**WORK INSTRUCTION:** From the entries below, copy every line that holds the word "Services".

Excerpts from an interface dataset

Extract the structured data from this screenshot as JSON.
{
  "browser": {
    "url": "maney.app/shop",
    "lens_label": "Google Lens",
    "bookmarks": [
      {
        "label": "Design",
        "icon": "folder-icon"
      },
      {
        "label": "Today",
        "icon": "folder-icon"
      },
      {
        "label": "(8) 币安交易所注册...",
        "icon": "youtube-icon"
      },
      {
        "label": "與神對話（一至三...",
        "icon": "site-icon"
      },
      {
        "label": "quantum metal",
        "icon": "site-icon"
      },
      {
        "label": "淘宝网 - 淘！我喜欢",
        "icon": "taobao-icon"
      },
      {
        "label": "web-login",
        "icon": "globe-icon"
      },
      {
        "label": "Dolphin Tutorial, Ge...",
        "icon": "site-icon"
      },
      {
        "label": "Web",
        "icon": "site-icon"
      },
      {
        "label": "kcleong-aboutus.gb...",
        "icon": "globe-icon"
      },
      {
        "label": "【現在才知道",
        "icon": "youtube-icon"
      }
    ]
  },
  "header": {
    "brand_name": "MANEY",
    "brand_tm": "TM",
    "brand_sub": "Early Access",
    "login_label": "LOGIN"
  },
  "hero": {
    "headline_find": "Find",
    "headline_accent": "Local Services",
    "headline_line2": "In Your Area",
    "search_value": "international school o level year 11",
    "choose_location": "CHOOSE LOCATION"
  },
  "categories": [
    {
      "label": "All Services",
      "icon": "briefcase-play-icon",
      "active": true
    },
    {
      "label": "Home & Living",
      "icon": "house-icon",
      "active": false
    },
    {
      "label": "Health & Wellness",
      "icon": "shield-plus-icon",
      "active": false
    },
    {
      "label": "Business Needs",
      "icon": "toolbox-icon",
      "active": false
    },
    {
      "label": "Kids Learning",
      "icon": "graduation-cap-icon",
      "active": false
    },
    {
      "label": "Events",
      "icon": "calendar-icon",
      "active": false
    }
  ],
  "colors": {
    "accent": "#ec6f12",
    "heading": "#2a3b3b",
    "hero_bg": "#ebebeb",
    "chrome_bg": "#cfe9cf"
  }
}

**PROBLEM SOLUTION:**
    "headline_accent": "Local Services",
      "label": "All Services",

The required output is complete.